More and more, young German and Austrian directors are turning toward genre films for creative freedom found in few other genres, and are reaching international audiences. Of recent productions, the following films barely scratch the surface of contemporary German genre films. Til Kleinert’s Der Samurai (2014) is a gender-bending werewolf hunt through the German countryside, while Nikia Chryssos’ Der Bunker (2015) is a chilling chamber play set in a suburban family’s basement. Katrin Gebbe’s Tore Tanzt (2013) and her more recent German Film Award-nominated Pelikanblut (2019) take two hauntingly different approaches to family dynamics, as does Ich seh, Ich seh (2014), directed by Severin Fiala and Veronika Franz. But not all genre films are destined to remain niche market films. Andreas Prochaska’s Das Finstere Tal (2014), blends elements of the western, thriller, and horror, all of which earned the film team eight German Film Awards.
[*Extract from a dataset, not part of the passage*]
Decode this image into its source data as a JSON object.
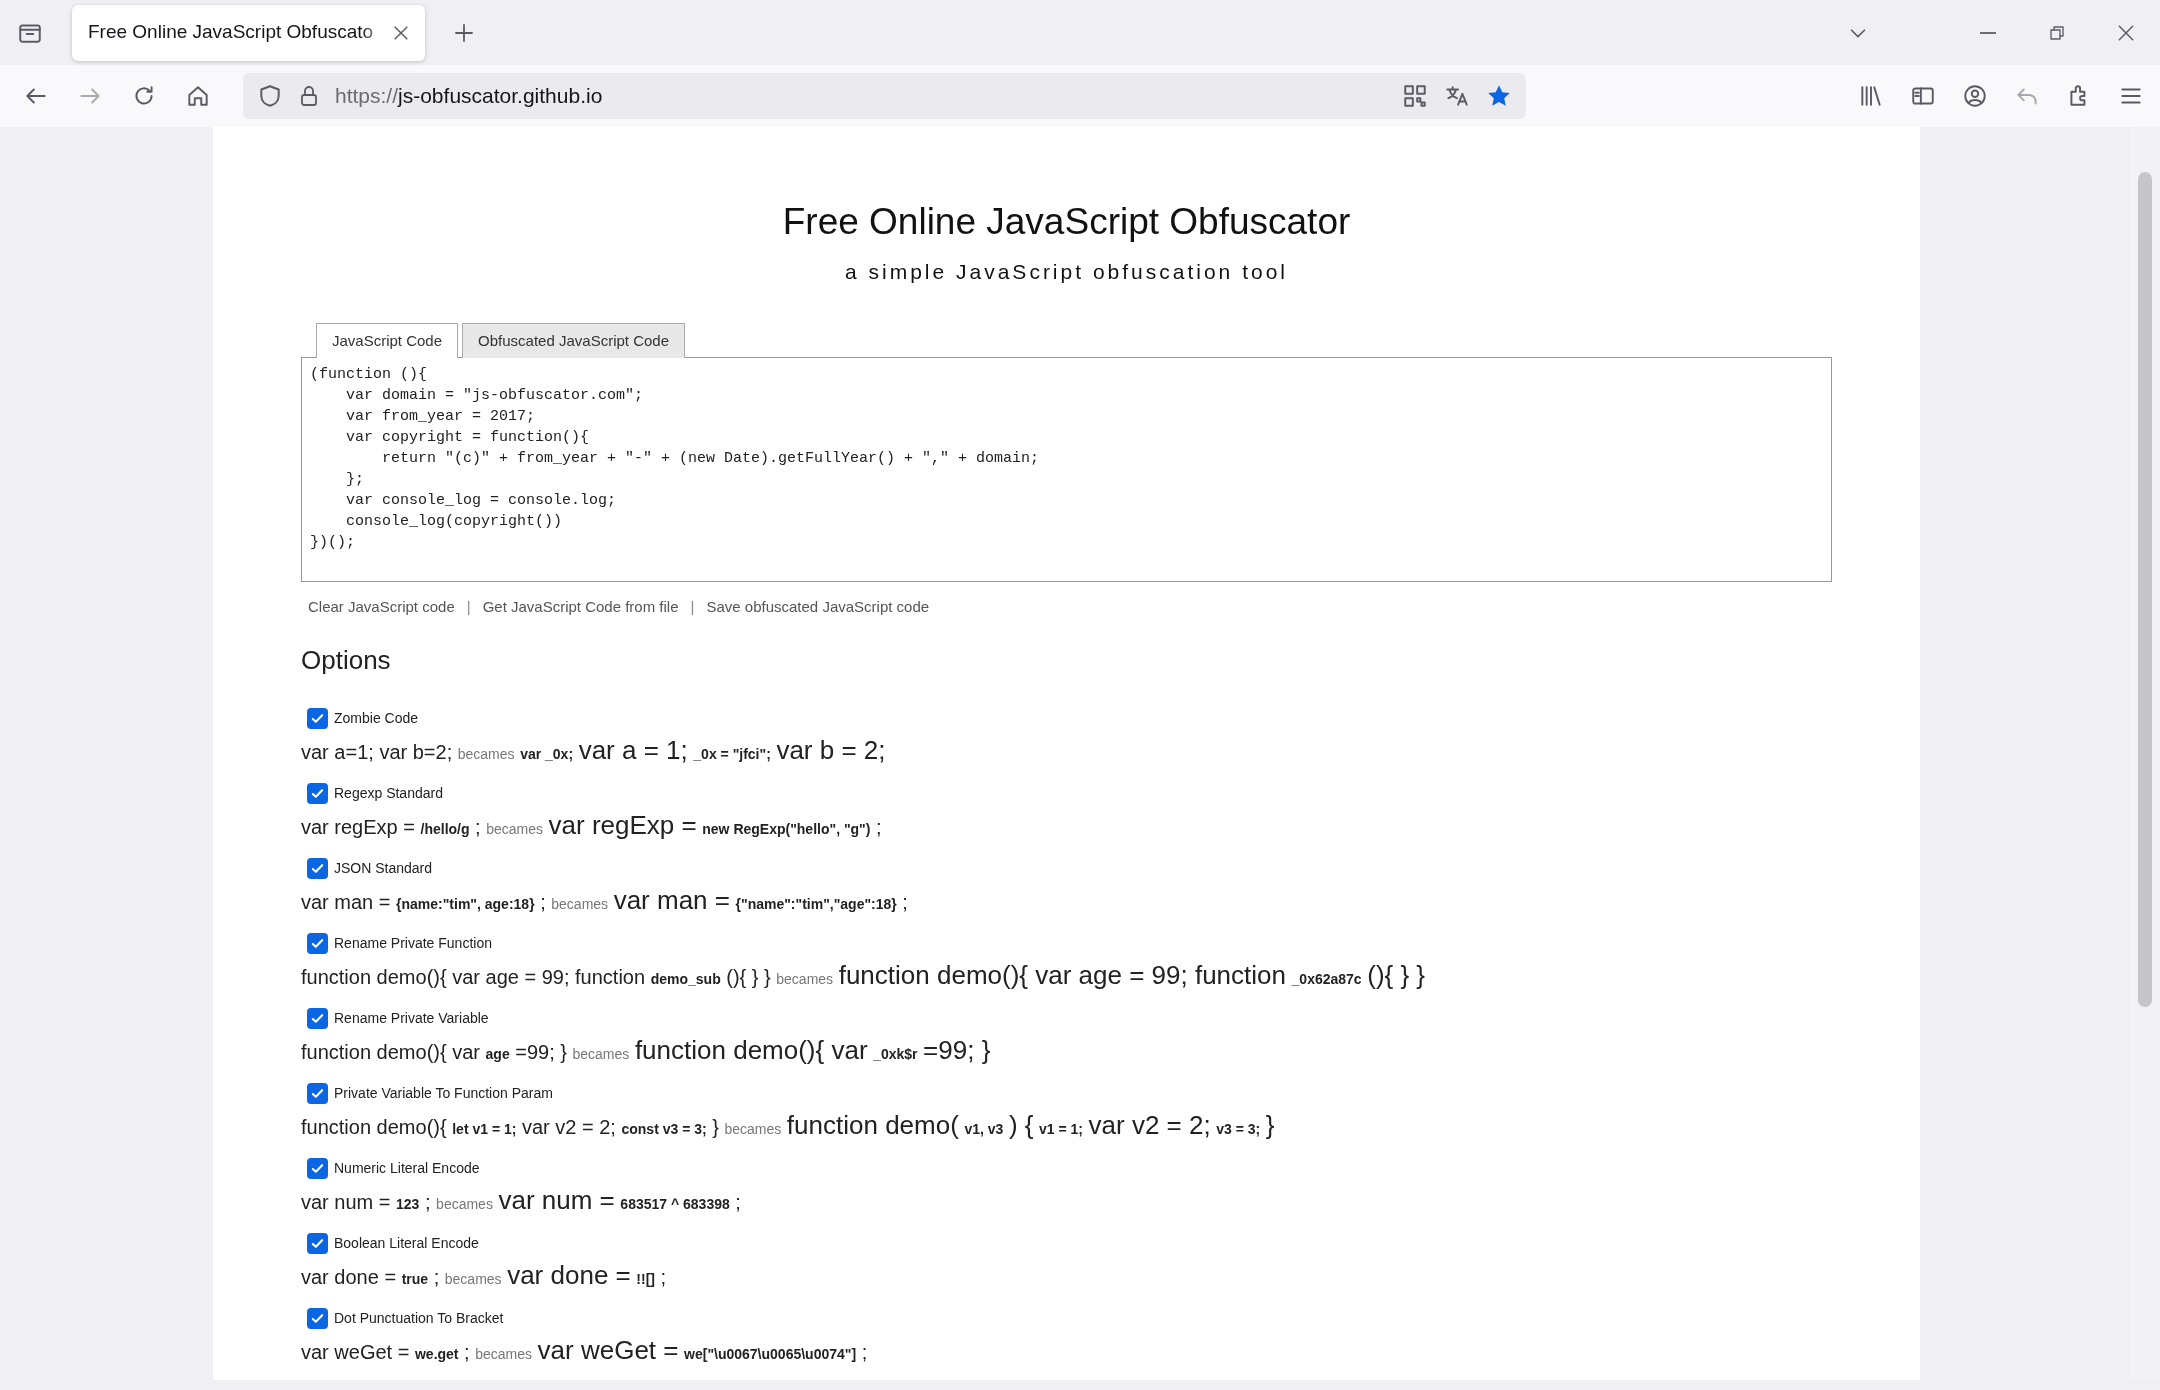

The 2014 cyber-crime Thriller Who Am I – Kein System ist sicher was a German box office success with over 800,000 viewers, helping Baran Bo Odar get his foot in the Hollywood door, and secure a deal with Netflix for the internationally acclaimed series Dark, which he wrote, produced and directed, and is steeped in genre film sensibilities. Even established German filmmaker Fatih Akin’s incredibly graphic portrait of serial killer Fritz Honka, Der Goldene Handschuh (2019), was nominated for five German Film Awards, winning for best makeup. Premiering in the Perspective Deutsches Kino (Perspectives on German Cinema) section at the 2020 Berlinale, Michael Venus’ debut film Schlaf (2020) is a slow-burning, haunting blend of fairytale-like nightmares intertwined with a psychological thriller that blurs the lines between dreams and reality, and offers a glimpse into the future of German genre film, while at the same time digging into the recent German past.

All signs indicate that German genre films are here to stay.